**Exercise prompt:** Please write out all of the entries beneath this line exactly, skipping the pictures.

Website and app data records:
○ ○ ○ ○

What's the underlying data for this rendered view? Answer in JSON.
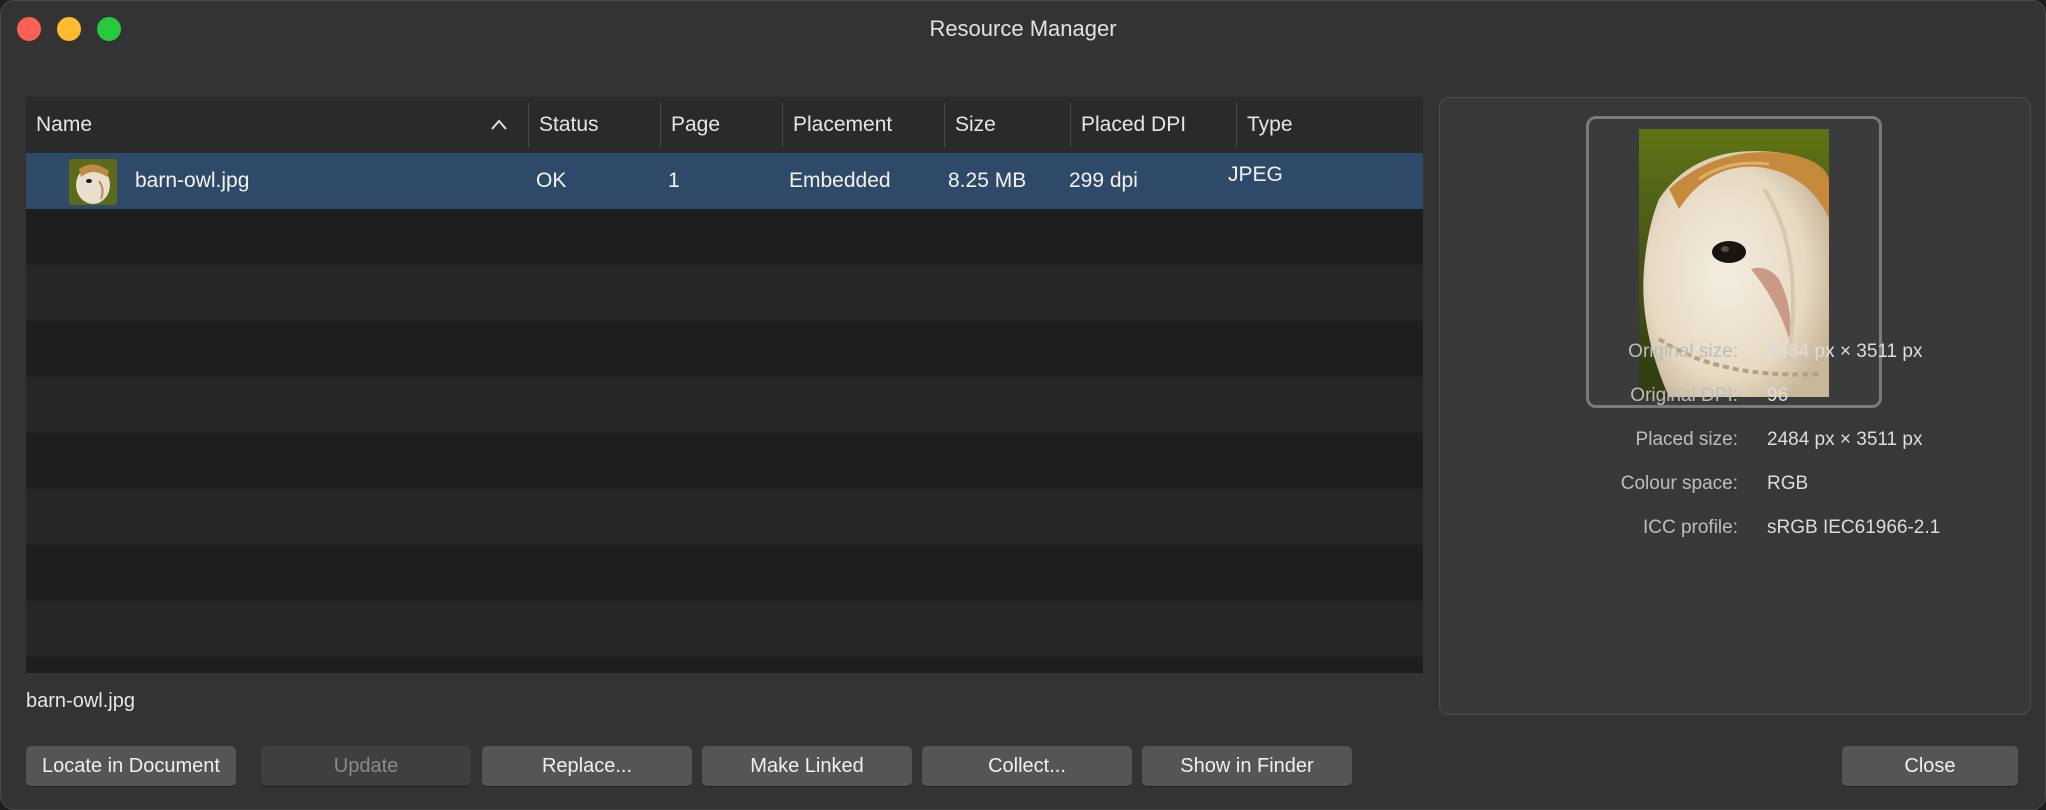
{
  "window": {
    "title": "Resource Manager"
  },
  "table": {
    "columns": [
      {
        "label": "Name"
      },
      {
        "label": "Status"
      },
      {
        "label": "Page"
      },
      {
        "label": "Placement"
      },
      {
        "label": "Size"
      },
      {
        "label": "Placed DPI"
      },
      {
        "label": "Type"
      }
    ],
    "sort": {
      "column": "Name",
      "direction": "ascending",
      "icon": "chevron-up-icon"
    },
    "rows": [
      {
        "thumbnail_icon": "barn-owl-thumbnail",
        "name": "barn-owl.jpg",
        "status": "OK",
        "page": "1",
        "placement": "Embedded",
        "size": "8.25 MB",
        "placed_dpi": "299 dpi",
        "type": "JPEG",
        "selected": true
      }
    ]
  },
  "selection_label": "barn-owl.jpg",
  "info": {
    "original_size": {
      "label": "Original size:",
      "value": "2484 px × 3511 px"
    },
    "original_dpi": {
      "label": "Original DPI:",
      "value": "96"
    },
    "placed_size": {
      "label": "Placed size:",
      "value": "2484 px × 3511 px"
    },
    "colour_space": {
      "label": "Colour space:",
      "value": "RGB"
    },
    "icc_profile": {
      "label": "ICC profile:",
      "value": "sRGB IEC61966-2.1"
    }
  },
  "buttons": {
    "locate": "Locate in Document",
    "update": "Update",
    "replace": "Replace...",
    "make_linked": "Make Linked",
    "collect": "Collect...",
    "show_in_finder": "Show in Finder",
    "close": "Close"
  },
  "colors": {
    "selection": "#2f4a68",
    "close_button": "#fe5f57",
    "minimize_button": "#febc2e",
    "maximize_button": "#28c840"
  }
}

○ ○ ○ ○

**Exercise solution:**
What's the underlying data for this rendered view? Answer in JSON.
{
  "window": {
    "title": "Resource Manager"
  },
  "table": {
    "columns": [
      {
        "label": "Name"
      },
      {
        "label": "Status"
      },
      {
        "label": "Page"
      },
      {
        "label": "Placement"
      },
      {
        "label": "Size"
      },
      {
        "label": "Placed DPI"
      },
      {
        "label": "Type"
      }
    ],
    "sort": {
      "column": "Name",
      "direction": "ascending",
      "icon": "chevron-up-icon"
    },
    "rows": [
      {
        "thumbnail_icon": "barn-owl-thumbnail",
        "name": "barn-owl.jpg",
        "status": "OK",
        "page": "1",
        "placement": "Embedded",
        "size": "8.25 MB",
        "placed_dpi": "299 dpi",
        "type": "JPEG",
        "selected": true
      }
    ]
  },
  "selection_label": "barn-owl.jpg",
  "info": {
    "original_size": {
      "label": "Original size:",
      "value": "2484 px × 3511 px"
    },
    "original_dpi": {
      "label": "Original DPI:",
      "value": "96"
    },
    "placed_size": {
      "label": "Placed size:",
      "value": "2484 px × 3511 px"
    },
    "colour_space": {
      "label": "Colour space:",
      "value": "RGB"
    },
    "icc_profile": {
      "label": "ICC profile:",
      "value": "sRGB IEC61966-2.1"
    }
  },
  "buttons": {
    "locate": "Locate in Document",
    "update": "Update",
    "replace": "Replace...",
    "make_linked": "Make Linked",
    "collect": "Collect...",
    "show_in_finder": "Show in Finder",
    "close": "Close"
  },
  "colors": {
    "selection": "#2f4a68",
    "close_button": "#fe5f57",
    "minimize_button": "#febc2e",
    "maximize_button": "#28c840"
  }
}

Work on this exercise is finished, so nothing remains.